The word "Note" occurs in some of the lines below; copy each of those lines.

[[ Task data, beginning ]]

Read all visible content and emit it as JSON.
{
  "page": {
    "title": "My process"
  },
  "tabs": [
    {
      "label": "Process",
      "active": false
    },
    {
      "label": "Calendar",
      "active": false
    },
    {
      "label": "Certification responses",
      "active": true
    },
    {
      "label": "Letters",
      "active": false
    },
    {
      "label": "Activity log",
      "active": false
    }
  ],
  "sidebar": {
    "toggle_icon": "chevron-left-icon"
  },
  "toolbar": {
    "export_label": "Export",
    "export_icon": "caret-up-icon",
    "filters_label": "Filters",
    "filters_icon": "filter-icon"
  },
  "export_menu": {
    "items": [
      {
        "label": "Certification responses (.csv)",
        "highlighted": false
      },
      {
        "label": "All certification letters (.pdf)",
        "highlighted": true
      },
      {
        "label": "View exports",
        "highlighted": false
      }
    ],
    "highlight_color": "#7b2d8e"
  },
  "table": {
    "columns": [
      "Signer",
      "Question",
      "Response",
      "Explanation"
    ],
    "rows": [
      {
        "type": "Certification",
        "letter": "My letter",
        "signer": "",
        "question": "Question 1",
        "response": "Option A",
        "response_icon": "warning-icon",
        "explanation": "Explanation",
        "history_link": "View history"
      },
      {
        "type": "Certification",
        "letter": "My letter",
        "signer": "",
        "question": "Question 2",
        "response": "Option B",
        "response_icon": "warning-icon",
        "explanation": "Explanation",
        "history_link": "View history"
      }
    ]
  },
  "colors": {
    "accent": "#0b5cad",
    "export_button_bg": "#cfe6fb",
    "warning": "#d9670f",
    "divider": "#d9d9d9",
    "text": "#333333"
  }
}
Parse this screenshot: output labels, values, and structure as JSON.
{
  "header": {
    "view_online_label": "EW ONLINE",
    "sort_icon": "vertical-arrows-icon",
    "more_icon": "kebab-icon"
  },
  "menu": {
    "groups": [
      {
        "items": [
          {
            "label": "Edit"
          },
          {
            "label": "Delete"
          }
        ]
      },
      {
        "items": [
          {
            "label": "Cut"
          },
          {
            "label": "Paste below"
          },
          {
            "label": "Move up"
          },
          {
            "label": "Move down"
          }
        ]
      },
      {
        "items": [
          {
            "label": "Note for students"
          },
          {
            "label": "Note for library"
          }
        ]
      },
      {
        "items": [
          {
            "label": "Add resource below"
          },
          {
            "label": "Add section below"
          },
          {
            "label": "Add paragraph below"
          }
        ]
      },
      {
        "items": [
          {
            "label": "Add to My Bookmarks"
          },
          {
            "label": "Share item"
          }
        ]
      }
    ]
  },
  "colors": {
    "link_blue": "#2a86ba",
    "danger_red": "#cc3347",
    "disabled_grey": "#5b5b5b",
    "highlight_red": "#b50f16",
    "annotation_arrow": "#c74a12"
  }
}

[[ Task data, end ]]

§ Solution to the exercise:
            "label": "Note for students"
            "label": "Note for library"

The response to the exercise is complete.